===== Supplied data =====
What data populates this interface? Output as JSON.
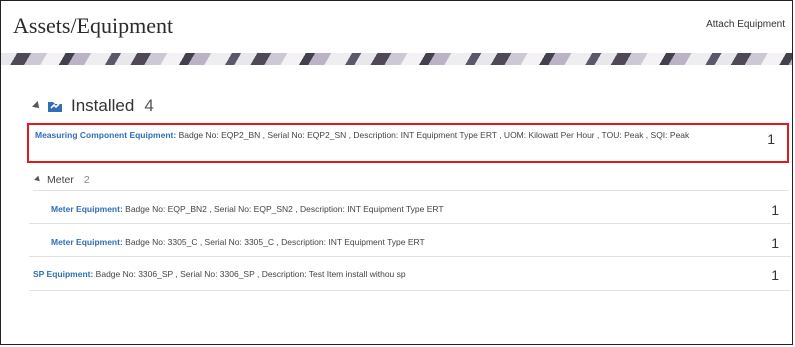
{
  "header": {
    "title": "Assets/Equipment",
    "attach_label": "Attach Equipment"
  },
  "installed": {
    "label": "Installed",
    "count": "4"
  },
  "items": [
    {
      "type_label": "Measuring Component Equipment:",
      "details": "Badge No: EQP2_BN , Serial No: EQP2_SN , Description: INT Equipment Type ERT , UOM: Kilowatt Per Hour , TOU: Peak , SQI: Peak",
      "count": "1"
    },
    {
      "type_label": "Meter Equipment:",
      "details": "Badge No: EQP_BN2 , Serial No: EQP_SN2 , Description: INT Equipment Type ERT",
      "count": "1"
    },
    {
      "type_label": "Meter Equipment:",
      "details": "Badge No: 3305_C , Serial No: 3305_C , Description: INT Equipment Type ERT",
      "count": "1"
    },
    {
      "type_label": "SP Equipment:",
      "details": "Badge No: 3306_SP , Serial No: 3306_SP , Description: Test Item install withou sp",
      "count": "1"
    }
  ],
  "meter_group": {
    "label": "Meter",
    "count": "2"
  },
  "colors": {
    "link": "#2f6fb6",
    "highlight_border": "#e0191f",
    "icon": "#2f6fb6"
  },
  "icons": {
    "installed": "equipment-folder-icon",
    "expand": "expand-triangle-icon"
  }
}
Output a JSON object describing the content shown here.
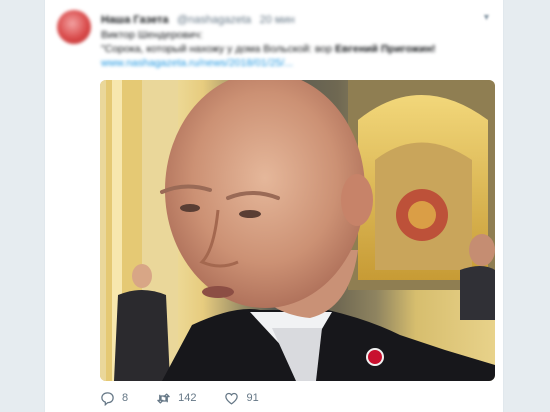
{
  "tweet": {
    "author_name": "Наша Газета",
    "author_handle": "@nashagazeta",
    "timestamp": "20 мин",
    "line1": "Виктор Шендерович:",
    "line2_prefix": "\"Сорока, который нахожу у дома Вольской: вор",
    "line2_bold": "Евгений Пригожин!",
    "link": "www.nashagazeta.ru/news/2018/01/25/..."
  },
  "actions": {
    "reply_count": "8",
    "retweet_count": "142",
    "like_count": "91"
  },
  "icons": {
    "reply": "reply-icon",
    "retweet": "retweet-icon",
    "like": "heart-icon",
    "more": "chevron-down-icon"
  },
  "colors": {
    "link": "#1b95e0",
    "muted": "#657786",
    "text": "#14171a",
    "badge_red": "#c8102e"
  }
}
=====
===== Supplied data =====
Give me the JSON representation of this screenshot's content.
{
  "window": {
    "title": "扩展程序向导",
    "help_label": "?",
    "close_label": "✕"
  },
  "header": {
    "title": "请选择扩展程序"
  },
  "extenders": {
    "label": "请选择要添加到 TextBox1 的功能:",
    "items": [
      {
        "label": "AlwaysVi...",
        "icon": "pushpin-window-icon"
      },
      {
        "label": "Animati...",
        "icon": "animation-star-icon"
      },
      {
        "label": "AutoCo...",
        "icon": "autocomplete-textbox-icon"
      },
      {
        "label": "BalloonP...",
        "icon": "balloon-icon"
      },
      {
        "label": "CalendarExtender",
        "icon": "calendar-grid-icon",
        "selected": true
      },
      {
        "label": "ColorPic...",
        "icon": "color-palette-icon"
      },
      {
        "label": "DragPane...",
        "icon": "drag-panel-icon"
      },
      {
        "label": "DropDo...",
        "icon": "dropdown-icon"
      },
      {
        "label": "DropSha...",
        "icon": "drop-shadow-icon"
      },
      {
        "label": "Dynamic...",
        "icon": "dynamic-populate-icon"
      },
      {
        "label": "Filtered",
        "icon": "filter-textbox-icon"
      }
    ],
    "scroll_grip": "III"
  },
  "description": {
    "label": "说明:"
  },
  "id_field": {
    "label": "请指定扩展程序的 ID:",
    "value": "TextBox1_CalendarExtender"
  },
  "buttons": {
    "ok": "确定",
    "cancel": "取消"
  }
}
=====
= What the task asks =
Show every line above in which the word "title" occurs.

= Output below =
    "title": "Assets/Equipment",
    "title": "扩展程序向导",
    "title": "请选择扩展程序"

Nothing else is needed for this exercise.